Stored data entries
——
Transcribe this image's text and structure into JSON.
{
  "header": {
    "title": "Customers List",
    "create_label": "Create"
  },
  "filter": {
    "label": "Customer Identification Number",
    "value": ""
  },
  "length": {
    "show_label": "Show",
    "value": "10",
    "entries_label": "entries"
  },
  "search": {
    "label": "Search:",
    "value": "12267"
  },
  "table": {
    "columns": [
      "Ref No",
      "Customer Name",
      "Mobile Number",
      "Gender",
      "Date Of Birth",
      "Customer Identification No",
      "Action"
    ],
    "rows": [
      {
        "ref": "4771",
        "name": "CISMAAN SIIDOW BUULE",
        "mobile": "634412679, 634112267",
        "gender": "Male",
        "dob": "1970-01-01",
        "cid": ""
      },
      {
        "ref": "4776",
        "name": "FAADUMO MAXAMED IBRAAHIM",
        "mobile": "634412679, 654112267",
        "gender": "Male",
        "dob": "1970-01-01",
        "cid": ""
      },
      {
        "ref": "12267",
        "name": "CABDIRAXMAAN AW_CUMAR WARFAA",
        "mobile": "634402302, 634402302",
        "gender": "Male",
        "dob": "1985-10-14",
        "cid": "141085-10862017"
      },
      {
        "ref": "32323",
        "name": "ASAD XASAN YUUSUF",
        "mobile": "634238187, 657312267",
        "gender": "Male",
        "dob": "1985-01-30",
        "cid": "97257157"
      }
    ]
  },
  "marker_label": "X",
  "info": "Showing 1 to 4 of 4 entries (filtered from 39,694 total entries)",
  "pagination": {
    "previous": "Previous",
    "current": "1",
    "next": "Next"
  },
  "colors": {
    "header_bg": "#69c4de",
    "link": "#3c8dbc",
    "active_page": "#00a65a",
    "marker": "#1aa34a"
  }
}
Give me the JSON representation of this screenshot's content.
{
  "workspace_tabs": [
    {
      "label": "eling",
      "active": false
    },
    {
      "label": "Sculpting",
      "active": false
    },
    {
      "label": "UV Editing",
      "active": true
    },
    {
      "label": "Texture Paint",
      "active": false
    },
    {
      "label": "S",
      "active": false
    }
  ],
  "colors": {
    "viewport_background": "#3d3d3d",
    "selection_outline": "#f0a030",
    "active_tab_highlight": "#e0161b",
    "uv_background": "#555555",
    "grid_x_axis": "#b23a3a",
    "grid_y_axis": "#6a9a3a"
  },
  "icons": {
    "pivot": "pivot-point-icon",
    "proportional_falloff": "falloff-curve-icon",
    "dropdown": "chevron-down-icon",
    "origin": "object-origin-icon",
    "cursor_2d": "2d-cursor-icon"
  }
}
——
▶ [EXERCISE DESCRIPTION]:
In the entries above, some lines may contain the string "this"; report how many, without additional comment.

▶ [REPLY]:
2